Jul. 14—The Brunswick City Council on Tuesday unanimously agreed to form a committee to consider a community center for the city.
Residents came to the last two meetings to voice their support for a new center and encourage the council to take action.
"The committee is a very good way to get started, so that we can really get some facts and information," Councilwoman Angel White said. "Where? How much? What are we looking at? And go from there."
The committee, Brunswick Mayor Nathan Brown said, will dive into the needs of the residents and maybe later look into cost and location.
Longtime community center advocate and Brunswick resident Bob Ward met with Brown on Wednesday afternoon to discuss big-picture ideas of what the committee would look like.
In an interview, Bob Ward said he's been talking to Brunswick mayors for a new community center since 1974. He said he was happy there is movement on the idea.
"It's something that needs to be done. I mean, it's way overdue for Brunswick," Ward said.
During Tuesday night's meeting, Ward choked up as he talked about a friend and fellow community center supporter, Kim Doyle, who died Monday night. Ward urged council members to do something for people who have been working toward the idea of a community center for years.
Currently, the city only has the City Park Building on East Potomac Street for many of the community's needs, Brown said. However, the space is small and not good for some of the activities residents would like, he said.
The new Brunswick Elementary School scheduled to open in the fall of 2023 will also have a public component through Frederick County's Parks and Recreation Program, in which people can rent out the school's gymnasium and meeting rooms, Brown said.

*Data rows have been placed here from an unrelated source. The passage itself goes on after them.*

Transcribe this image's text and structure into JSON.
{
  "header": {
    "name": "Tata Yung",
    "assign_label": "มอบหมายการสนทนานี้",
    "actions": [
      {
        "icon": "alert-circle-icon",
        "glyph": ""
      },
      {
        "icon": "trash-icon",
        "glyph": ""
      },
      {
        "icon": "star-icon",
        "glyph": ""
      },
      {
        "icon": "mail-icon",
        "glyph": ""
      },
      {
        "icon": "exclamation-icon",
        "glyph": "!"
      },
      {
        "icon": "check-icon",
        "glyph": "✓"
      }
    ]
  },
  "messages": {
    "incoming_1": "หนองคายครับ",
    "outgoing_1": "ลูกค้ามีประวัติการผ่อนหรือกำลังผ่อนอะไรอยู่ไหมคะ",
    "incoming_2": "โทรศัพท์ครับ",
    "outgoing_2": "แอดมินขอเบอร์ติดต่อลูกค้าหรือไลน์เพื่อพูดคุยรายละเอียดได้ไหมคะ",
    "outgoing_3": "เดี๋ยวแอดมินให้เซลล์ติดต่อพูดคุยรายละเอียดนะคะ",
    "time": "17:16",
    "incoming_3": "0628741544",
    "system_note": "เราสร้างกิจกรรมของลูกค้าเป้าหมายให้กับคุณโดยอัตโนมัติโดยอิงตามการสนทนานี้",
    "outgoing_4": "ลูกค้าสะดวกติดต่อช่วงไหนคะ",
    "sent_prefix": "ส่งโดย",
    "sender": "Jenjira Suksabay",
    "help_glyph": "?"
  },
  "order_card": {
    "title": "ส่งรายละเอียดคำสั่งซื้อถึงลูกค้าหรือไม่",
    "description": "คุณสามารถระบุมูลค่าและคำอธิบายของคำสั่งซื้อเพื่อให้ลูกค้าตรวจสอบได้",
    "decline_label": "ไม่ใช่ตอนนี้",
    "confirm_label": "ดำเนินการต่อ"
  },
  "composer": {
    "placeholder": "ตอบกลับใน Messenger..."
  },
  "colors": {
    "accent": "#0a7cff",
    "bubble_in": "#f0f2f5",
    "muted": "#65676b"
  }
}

For Councilman Brian Sandusky, a big question for a committee to answer is whether a new building is needed or whether the city can renovate an older building.
"That's a huge, big difference," Sandusky said.
Prior to Tuesday's vote, many residents supported the idea of a new community center. Some came to the last council meeting in June, reiterating their support, while others were new voices.
Tim Wilson, a Brunswick resident of 44 years, went up to the lectern during Tuesday'smeeting and told the mayor and council of a vision he had.
It was a new community center, a few years in the future, with a bronze plaque hanging inside. The names of the current council were engraved on the plaque. Wilson moved away from the lectern, and faced the council. He read out loud each of their names.
"Think about it, guys and gals. All of your names etched in bronze, for posterity, for future generations to read," he said.
Kari McDaniel, a Frederick County Public Schools teacher working in Frederick, said it's challenging to drive back and forth between Brunswick and Frederick for work and to get her kids to their respective activities. A local place to host activities would ease that, she said.
"It's a lot to juggle," she said. "... The development of a recreation center here would ... open up more recreational options for them and provide them with more enrichment closer to home."
Lee Zumbach, Brunswick Area Recreation Council's treasurer, said the city needs a new center with plenty of space for recreational activities and sports such as volleyball and pickleball for people of all ages.
He said it should have rooms for community groups to meet, which are greatly needed.
"Brunswick is now this small city, big town, so it's long overdue that these facilities get built for our citizens," he said.